* **Assignment**:
Which lines in the data below contain the word "this"? Return each of them.

* **Provided data**:
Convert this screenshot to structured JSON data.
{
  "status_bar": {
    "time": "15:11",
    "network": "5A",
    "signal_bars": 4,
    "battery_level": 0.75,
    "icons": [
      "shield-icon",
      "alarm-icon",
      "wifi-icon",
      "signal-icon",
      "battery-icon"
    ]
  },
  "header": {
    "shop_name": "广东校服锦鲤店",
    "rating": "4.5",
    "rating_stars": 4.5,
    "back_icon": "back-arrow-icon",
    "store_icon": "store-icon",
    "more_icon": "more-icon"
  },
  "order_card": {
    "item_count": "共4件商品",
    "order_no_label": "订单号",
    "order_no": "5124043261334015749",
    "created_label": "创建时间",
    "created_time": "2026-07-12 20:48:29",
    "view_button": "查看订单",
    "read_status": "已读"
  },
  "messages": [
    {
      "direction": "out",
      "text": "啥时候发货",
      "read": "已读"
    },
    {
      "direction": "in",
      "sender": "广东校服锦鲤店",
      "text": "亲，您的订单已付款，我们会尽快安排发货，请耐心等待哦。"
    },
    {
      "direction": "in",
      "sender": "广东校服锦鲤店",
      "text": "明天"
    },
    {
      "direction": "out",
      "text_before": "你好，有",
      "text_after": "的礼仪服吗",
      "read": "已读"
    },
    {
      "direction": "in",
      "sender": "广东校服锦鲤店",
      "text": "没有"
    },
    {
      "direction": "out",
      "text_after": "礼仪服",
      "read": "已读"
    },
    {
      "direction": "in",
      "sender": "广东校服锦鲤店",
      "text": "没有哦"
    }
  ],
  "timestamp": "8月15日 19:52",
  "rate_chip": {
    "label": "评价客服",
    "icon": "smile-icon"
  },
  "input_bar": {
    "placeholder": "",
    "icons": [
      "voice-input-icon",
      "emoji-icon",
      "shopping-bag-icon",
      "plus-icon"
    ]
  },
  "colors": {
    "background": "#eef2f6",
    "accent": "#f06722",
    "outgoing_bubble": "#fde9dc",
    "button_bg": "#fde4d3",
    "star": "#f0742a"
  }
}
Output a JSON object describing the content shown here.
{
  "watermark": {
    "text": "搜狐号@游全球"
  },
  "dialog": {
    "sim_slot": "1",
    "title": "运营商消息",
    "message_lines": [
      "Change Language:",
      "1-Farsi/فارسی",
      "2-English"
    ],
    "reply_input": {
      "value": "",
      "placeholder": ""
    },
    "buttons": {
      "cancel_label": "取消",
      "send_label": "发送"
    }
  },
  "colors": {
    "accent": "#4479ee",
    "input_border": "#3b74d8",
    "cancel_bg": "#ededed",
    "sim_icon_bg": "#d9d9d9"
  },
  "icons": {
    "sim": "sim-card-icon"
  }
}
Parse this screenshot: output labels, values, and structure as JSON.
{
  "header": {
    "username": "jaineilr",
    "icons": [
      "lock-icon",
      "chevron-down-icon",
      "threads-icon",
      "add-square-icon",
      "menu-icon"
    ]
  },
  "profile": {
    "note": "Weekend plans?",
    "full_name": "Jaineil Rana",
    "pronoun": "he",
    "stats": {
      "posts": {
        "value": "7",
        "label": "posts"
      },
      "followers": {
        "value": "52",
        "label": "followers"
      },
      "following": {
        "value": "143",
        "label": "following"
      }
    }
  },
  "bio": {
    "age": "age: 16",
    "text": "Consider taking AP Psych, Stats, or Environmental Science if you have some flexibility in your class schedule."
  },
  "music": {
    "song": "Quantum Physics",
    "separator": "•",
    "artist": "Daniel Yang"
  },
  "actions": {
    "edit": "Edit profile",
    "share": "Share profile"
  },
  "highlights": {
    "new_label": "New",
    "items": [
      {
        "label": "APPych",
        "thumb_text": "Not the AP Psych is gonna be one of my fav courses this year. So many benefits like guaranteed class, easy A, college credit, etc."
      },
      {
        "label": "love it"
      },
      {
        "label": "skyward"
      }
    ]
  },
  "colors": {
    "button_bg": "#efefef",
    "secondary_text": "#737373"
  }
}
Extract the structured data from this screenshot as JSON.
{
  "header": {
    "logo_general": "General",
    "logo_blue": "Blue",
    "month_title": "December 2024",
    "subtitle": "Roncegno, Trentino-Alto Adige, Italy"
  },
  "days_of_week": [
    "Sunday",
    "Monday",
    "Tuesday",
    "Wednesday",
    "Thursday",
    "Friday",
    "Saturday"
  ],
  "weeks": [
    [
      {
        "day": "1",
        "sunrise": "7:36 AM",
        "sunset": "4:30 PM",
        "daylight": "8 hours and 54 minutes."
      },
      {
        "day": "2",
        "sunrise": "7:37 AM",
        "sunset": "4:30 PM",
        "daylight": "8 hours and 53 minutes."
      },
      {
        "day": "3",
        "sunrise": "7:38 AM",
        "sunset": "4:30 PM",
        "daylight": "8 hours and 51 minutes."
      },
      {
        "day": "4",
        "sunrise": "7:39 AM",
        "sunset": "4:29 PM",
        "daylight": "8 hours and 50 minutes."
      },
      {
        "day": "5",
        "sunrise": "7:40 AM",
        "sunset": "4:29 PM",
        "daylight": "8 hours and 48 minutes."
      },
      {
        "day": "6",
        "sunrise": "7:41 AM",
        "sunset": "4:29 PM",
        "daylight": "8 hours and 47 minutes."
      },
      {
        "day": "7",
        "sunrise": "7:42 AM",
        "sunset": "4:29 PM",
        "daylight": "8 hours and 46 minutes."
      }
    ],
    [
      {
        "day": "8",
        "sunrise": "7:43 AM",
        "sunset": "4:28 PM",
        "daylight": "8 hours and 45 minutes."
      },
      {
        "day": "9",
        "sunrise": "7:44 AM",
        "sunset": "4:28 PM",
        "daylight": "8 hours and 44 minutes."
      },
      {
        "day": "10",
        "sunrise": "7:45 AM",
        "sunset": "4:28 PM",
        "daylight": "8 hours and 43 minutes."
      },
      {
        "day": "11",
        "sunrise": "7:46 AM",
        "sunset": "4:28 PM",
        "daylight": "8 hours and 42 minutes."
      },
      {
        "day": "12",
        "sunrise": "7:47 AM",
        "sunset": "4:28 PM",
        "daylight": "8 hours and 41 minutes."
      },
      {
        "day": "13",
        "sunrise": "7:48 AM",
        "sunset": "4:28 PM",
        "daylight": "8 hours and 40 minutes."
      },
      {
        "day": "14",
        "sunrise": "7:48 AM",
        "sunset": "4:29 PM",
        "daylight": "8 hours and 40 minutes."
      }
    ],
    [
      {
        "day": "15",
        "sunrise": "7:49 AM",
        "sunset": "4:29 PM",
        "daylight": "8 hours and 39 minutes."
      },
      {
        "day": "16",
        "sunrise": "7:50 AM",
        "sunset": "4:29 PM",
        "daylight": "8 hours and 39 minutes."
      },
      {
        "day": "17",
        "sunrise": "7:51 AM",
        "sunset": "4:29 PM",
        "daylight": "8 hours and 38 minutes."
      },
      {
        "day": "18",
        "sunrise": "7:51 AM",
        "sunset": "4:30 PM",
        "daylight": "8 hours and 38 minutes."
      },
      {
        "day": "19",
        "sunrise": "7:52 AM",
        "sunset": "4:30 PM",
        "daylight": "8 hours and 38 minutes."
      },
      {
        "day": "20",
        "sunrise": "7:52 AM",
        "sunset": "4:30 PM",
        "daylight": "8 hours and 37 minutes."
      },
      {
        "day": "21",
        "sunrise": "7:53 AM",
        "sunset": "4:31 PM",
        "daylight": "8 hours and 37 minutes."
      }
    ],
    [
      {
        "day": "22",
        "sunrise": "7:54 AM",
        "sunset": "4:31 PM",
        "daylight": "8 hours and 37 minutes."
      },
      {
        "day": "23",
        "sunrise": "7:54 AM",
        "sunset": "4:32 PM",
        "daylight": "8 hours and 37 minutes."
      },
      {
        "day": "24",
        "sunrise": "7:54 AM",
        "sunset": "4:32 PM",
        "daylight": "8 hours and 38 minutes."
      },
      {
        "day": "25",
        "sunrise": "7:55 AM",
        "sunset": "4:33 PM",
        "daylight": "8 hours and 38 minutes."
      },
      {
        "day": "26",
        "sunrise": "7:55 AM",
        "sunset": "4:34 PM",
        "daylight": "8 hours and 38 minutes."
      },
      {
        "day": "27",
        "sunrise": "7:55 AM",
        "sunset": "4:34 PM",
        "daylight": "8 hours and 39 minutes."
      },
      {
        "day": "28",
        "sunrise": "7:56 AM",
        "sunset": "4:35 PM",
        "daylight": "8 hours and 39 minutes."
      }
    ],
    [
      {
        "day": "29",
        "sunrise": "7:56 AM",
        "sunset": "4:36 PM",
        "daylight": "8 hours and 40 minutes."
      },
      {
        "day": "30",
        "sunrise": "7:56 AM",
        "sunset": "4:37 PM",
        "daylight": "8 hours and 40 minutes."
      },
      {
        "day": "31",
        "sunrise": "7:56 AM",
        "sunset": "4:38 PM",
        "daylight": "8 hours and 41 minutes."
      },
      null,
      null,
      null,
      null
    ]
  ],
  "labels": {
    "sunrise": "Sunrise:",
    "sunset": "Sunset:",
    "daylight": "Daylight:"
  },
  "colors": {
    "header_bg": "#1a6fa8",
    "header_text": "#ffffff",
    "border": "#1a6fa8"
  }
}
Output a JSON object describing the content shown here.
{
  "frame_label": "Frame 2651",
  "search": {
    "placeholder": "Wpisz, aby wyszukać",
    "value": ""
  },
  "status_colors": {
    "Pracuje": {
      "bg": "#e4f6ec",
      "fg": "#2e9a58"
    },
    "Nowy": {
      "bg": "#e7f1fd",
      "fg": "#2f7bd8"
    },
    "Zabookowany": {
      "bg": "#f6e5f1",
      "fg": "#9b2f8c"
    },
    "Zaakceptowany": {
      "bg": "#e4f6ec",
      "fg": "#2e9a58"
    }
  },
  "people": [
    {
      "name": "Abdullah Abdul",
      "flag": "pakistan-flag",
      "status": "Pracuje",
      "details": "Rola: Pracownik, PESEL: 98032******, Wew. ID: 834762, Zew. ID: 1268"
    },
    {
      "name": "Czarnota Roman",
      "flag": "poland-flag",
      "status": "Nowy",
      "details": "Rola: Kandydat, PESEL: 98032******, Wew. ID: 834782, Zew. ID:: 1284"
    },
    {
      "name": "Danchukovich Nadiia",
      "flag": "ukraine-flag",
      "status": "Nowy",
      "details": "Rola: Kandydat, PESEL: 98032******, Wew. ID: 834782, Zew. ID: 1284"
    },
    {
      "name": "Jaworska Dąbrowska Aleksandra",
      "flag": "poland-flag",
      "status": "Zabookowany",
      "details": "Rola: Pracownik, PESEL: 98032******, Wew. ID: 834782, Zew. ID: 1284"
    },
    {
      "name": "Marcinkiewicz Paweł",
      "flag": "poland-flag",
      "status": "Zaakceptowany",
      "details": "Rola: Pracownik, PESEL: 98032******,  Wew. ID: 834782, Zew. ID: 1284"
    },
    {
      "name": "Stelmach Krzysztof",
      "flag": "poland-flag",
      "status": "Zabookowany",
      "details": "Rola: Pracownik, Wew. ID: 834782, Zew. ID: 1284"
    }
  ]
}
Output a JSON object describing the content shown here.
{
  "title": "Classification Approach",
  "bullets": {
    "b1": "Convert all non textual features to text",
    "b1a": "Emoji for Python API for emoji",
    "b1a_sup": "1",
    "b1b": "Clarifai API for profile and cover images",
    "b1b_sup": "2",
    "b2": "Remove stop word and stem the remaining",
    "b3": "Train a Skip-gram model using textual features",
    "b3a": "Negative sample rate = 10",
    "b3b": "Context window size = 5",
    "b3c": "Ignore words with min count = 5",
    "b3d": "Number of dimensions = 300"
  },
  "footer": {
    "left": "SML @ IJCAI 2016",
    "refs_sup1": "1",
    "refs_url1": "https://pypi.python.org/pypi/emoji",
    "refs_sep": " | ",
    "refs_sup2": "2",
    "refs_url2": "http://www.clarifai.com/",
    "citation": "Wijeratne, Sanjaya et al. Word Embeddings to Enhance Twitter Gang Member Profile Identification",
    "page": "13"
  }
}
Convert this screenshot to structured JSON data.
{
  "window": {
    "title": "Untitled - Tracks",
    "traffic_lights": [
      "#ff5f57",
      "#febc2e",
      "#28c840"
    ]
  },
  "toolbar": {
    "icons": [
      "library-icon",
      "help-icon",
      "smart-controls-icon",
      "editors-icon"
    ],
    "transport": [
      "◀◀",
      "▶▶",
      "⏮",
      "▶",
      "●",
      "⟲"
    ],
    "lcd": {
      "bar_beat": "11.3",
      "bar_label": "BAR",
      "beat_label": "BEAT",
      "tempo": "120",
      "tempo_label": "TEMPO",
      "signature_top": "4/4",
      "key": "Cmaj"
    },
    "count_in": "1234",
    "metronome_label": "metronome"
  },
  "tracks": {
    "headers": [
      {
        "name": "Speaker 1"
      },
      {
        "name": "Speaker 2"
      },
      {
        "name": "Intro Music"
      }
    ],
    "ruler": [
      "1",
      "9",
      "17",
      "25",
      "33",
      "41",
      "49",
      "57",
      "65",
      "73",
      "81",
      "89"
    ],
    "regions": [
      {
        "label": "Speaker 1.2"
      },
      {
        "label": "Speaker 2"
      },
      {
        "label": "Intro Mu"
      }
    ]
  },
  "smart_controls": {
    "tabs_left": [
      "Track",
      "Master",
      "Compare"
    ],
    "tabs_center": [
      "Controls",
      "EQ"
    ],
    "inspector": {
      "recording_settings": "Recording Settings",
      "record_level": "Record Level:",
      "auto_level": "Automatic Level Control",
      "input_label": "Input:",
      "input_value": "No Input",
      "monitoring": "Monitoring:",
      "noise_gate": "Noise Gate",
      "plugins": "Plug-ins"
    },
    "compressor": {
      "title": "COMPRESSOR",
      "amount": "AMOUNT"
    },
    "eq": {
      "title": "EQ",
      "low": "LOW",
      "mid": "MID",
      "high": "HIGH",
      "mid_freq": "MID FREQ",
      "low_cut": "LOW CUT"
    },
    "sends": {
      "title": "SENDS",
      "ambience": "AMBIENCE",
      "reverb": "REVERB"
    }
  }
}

* **Reply**:
Convert this screenshot to structured JSON data.
Parse this screenshot: output labels, values, and structure as JSON.
        "thumb_text": "Not the AP Psych is gonna be one of my fav courses this year. So many benefits like guaranteed class, easy A, college credit, etc."
Extract the structured data from this screenshot as JSON.
Convert this screenshot to structured JSON data.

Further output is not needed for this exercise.